- Work required -
Go through the data and copy each line where the word "rest" shows up.

- Provided information -
Segment Open

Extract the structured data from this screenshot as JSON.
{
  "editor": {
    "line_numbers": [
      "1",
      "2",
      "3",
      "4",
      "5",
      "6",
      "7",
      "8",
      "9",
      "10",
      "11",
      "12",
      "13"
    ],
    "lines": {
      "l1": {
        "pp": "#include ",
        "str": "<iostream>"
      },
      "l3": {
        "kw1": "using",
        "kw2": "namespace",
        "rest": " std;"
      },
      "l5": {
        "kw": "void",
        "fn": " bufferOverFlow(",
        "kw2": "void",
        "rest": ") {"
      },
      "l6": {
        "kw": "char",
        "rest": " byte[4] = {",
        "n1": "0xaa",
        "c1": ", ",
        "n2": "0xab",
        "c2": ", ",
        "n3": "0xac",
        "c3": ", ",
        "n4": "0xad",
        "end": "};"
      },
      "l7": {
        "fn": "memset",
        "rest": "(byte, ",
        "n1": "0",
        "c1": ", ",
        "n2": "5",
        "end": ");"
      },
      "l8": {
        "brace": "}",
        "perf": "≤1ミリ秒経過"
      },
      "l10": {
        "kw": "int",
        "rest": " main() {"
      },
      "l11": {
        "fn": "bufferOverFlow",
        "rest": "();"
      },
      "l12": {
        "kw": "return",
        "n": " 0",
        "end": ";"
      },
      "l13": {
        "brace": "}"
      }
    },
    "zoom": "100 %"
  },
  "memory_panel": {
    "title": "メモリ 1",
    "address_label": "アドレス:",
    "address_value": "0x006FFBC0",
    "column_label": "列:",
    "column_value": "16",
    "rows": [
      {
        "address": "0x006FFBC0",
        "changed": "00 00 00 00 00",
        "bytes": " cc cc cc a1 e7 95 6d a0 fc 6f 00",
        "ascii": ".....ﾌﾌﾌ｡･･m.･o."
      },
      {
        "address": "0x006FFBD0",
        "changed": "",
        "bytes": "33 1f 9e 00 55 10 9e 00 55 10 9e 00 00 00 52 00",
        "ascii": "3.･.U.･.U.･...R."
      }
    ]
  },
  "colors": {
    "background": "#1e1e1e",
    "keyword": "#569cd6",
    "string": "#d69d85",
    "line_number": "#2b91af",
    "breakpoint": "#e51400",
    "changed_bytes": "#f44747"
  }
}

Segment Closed
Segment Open

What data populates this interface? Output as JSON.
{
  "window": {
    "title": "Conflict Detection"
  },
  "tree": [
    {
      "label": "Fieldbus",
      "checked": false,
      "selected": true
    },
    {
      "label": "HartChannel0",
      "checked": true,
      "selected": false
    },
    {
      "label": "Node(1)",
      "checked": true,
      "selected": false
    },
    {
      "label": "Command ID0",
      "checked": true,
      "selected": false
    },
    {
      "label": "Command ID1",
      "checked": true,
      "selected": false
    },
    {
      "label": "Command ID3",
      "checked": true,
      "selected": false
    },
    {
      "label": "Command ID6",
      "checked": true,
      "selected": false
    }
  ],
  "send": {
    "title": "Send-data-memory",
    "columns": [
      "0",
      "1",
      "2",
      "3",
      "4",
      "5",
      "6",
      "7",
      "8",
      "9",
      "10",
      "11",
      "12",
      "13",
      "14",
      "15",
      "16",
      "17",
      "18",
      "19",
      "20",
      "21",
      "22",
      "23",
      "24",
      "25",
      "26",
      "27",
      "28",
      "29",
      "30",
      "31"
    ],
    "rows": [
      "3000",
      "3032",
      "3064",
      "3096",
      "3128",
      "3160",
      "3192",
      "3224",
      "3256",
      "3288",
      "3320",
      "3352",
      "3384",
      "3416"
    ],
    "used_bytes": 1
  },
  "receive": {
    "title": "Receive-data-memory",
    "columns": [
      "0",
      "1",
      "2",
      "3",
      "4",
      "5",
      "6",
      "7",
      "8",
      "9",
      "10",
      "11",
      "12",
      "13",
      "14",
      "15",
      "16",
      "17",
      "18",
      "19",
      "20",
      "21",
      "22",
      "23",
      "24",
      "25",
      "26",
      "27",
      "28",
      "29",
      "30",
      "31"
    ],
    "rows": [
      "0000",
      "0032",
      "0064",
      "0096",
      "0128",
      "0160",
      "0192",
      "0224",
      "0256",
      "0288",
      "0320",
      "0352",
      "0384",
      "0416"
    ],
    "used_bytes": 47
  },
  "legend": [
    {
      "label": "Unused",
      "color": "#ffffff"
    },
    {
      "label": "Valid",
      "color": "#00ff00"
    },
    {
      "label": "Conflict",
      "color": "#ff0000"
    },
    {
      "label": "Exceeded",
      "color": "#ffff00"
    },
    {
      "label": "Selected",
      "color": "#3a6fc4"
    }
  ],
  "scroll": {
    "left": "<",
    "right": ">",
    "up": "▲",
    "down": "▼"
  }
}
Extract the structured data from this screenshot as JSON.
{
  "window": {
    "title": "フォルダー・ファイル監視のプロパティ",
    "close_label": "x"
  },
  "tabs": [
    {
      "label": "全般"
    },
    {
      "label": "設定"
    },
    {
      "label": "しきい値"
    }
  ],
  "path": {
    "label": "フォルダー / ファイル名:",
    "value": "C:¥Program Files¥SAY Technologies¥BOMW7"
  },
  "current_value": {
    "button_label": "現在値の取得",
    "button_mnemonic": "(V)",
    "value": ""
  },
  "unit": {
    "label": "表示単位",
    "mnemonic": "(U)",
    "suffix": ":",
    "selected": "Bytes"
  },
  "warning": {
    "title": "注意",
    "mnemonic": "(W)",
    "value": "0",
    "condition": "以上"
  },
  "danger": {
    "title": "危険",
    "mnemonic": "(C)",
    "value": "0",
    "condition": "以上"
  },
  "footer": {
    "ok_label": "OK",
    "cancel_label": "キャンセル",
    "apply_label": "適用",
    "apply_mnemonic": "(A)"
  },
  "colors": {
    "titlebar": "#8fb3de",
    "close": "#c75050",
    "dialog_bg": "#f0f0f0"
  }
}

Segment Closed

- Task result -
        "rest": " std;"
        "rest": ") {"
        "rest": " byte[4] = {",
        "rest": "(byte, ",
        "rest": " main() {"
        "rest": "();"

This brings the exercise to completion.